Without These Skills You Won’t Make it as an Organizational Leader – Part 5

Your team and your organization need you to become the best leader you can be. When you improve as a leader, not only you benefit (because you enhance your experience as a leader), but everyone that’s impacted by your leadership.

You owe it to yourself and to the people you lead never to stop improving your leadership skills.

In this series of posts, we examine critical sets of skills you must focus on if you aspire to become the best leader you can be. In fact, without those skills, you won’t make it as a leader. The four set of skills, we’ve seen are:

  • task management (define and assign the work that must get done)
  • time management (prioritize your work so that you would invest your time in activities that matter most)
  • team management (ensure your team members carrying their weight and have everything they need to perform at their best)
  • thought management (assess options so that you can make smart decisions and think about the future of your organization)

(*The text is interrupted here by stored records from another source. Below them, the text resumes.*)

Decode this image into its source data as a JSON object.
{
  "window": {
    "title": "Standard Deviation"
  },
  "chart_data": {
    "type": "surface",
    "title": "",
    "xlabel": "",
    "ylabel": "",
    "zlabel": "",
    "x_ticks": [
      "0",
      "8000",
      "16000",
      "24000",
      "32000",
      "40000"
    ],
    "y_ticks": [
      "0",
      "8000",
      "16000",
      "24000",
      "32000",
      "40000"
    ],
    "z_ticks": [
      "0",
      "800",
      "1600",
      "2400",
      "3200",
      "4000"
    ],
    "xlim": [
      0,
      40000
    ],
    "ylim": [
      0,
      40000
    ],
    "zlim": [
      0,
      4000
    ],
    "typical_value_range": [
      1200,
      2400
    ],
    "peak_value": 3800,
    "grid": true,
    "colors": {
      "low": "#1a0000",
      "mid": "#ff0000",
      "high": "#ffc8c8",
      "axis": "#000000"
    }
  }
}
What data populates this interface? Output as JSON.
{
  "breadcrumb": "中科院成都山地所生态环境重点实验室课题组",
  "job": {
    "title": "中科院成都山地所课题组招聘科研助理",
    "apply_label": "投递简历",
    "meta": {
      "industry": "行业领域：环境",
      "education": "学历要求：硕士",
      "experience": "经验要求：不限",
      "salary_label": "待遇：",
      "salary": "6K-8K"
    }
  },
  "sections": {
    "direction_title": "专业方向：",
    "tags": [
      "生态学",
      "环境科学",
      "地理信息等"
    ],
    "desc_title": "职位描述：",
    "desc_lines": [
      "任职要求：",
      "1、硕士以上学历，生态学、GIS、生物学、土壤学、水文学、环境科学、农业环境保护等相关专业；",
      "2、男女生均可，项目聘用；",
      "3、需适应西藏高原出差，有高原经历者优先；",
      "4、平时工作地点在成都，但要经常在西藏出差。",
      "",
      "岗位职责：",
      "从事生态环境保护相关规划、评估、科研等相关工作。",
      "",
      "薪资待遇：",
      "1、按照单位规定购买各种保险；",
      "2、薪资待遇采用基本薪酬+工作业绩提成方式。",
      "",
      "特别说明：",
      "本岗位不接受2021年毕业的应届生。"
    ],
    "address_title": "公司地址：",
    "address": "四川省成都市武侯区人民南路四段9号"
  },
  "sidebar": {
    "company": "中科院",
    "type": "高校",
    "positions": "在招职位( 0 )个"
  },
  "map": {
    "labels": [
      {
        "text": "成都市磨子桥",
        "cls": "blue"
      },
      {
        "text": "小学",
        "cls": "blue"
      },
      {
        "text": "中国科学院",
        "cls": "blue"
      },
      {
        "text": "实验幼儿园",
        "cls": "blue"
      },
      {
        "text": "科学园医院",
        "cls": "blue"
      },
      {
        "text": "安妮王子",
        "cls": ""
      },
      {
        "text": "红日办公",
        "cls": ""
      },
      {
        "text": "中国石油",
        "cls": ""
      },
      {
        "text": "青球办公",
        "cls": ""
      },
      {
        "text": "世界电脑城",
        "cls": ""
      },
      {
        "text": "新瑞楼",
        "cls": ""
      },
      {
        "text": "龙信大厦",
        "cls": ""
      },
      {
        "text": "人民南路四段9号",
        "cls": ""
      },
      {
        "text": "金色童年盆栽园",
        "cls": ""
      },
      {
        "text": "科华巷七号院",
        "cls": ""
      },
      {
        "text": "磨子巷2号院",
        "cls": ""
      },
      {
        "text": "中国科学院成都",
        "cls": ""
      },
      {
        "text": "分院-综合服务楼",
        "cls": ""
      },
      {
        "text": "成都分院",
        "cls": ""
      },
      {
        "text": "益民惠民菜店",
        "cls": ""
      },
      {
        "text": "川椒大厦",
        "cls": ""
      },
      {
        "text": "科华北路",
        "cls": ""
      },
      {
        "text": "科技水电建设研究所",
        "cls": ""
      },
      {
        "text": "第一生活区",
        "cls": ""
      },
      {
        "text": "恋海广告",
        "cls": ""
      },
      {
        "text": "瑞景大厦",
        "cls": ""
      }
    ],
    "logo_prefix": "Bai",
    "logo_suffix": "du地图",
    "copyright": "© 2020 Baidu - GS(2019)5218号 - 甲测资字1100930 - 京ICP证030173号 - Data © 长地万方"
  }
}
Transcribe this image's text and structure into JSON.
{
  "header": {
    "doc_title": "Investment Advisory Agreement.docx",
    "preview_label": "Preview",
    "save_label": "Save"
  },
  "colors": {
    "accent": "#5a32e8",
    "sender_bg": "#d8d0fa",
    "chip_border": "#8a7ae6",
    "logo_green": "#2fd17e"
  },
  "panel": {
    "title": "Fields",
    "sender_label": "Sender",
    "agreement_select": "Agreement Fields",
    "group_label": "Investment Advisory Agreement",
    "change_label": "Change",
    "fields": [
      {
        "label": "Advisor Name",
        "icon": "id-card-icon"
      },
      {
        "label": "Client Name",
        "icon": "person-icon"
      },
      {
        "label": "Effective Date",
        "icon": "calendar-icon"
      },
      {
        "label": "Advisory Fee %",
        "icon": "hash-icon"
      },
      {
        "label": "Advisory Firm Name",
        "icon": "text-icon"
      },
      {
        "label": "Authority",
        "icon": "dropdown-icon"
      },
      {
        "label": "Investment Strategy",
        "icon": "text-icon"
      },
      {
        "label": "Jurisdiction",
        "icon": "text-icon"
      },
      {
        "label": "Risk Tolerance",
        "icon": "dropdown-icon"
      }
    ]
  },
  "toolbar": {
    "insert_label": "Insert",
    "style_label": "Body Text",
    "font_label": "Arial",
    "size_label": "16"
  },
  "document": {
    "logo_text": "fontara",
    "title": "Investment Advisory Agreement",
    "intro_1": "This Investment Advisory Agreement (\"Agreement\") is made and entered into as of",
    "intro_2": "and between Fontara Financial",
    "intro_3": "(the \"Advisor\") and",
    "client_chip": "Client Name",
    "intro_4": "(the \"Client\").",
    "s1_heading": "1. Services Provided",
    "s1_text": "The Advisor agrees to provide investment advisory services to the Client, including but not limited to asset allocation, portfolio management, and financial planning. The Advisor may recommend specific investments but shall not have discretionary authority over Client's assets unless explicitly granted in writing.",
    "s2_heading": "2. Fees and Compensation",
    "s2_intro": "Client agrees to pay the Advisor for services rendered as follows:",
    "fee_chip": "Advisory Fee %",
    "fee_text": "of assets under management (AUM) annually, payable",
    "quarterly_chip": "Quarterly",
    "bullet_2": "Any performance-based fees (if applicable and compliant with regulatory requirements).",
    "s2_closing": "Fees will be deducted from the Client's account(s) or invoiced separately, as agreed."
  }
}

The final skill I want to cover in this series is transition management (or change management).

If your organization is healthy, it will go through changes. That is, it’ll continue to progress, to evolve, to innovate, to upgrade its processes, to adopt more efficient tools, etc. It will demand that you guide your team through these various changes and that you make sure your team members make it on the other side of the transition.

Change management is a crucial part of the life of the leader. Many issues arise in times of transition. Team members get use to the current state of things; the leader has to help them get to the new state of things (while the team still has to continue working with the old).

1. Empathy

Through the process of change, leaders have to be empathetic to the reality of their team members and walk with them, step by step, until the team is comfortable with the new “modus operandi” (mode of operation). Effective leaders put themselves in the shoes of their team members and plan the change accordingly.

2 Clear Communication

Unclear communication confuses people, and in times of transition, the last thing you need is confusion. Therefore, leaders must communicate clearly. They must give clear instructions to their team. It’s better to over-communicate than under-communicate. Leaders can afford to leave anything to chance. In times of change, communicate with your team continually. And when it doubt, communicate.

3. Patience

Leaders must take the time to listen to their team members and be sensitive to the speed with which they embrace the change. By the time leaders are ready to implement a change, they’ve already had the change to “digest” the change. It’s not necessarily the same for their team. Leaders must be patient and understand that their team needs time to adjust to the new reality.

About The Author

Vladimir Elie

I help people learn and apply success principles and strategies so that they can get the results they want in life.